Maine hunters could see big changes in deer regulations this fall under a new proposal from the state’s Department of Inland Fisheries and Wildlife (DIFW) that calls for a sharp increase in the doe harvest in some parts of the state and the purchase of wintering habitat to boost whitetail numbers in others. The habitat purchases would be funded by Maine’s first-ever fee for deer permits.
The state has traditionally issued a free any-deer permit that allows hunters to take one antlered deer or one antlerless deer. Under the plan authorized by a bill that passed the state legislature earlier this month, the DIFW would institute a deer lottery that would allow hunters to harvest both a doe and a buck. The lottery would be free to enter, but hunters who are drawn would have to pay a $12 fee for the permit.
Wildlife managers believe the new fee could raise $800,000 annually for Maine’s deer management fund. That money would be used to purchase properties with good deer habitat in northern, eastern, and western Maine. Deer numbers in those areas have been in decline for more than 20 years. In parts of central and southern Maine, by contrast, a decade of doe harvests that were below the DIFW’s management targets have led to soaring whitetail populations—and the nation’s highest incidence of Lyme disease. Officials hope the new system will get more permits into the hands of proficient deer hunters in the southern part of the state while raising funds to bolster deer populations elsewhere.
The any-deer permit “has been used pretty well, but over time it’s become less effective, particularly in parts of the state with a lot more deer,” state deer biologist Nathan Bieber, told the Portland Press Herald. “In central Maine, the effectiveness has gone down quite a bit.”
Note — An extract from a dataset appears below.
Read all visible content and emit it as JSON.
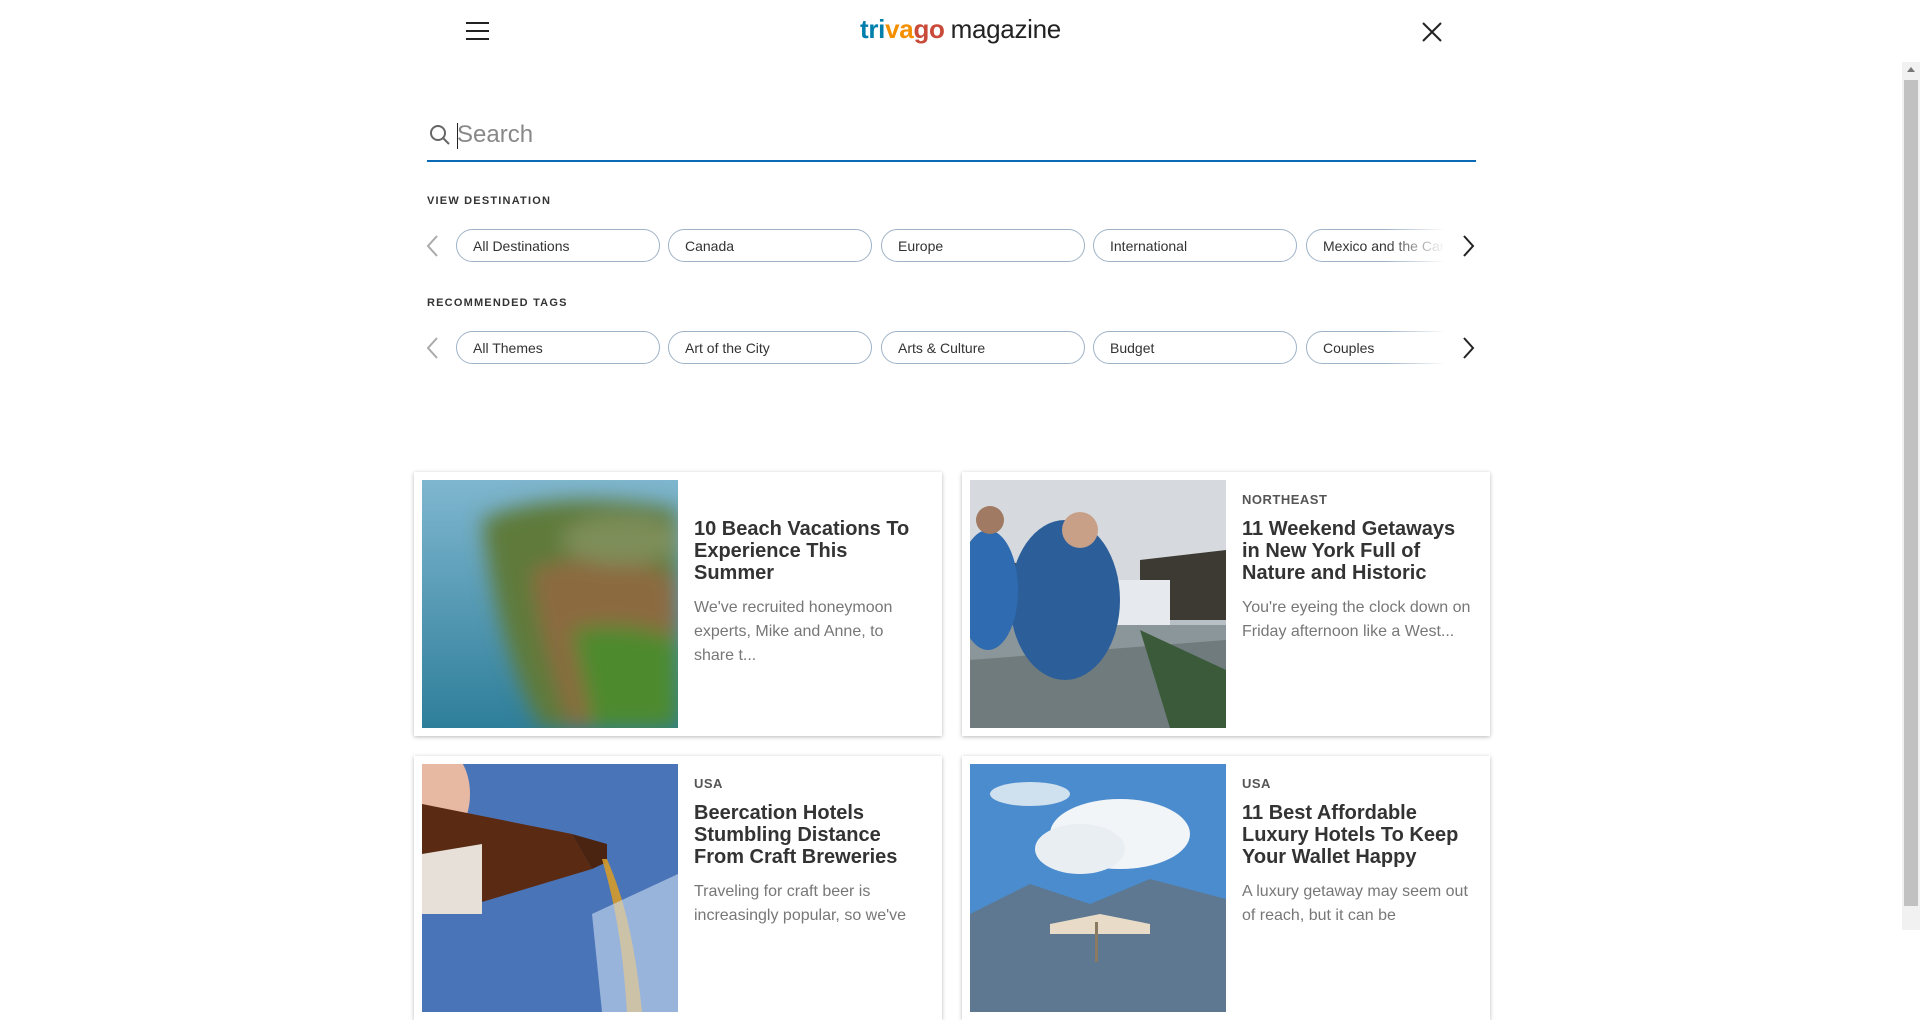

Maine recently tried to juice the deer harvest by nearly tripling the number of available any-deer permits from 68,000 in 2019 to 153,00 in 2021, but last year only 89,000 hunters applied. Anyone who wants to harvest a buck can do so just by purchasing a Maine hunting license—no deer permit required.
Read Next: The Best Trees (and Two Shrubs) for Deer Hunters to Plant
The proposal now requires action by the Legislature’s appropriations committee. It is open to public comment through DIFW’s rulemaking process until May 12. While any regulation that institutes a new fee will inevitably cause grumbling from some hunters, many wildlife advocates have publicly expressed support for the new plan, including David Trahan, the executive director of the Sportsman’s Alliance of Maine, who notes that more land in Maine’s Wildlife Management Area system would open more acreage to public access and recreation, while also benefitting a number of species in addition to whitetail deer. “It’s a big deal,” Trahan told the Press Herald. “I’ve seen the landscape here. In some areas, deer herds just don’t even exist anymore. We may not see [them all] come back in my lifetime, but we’ll have all the tools to do it.”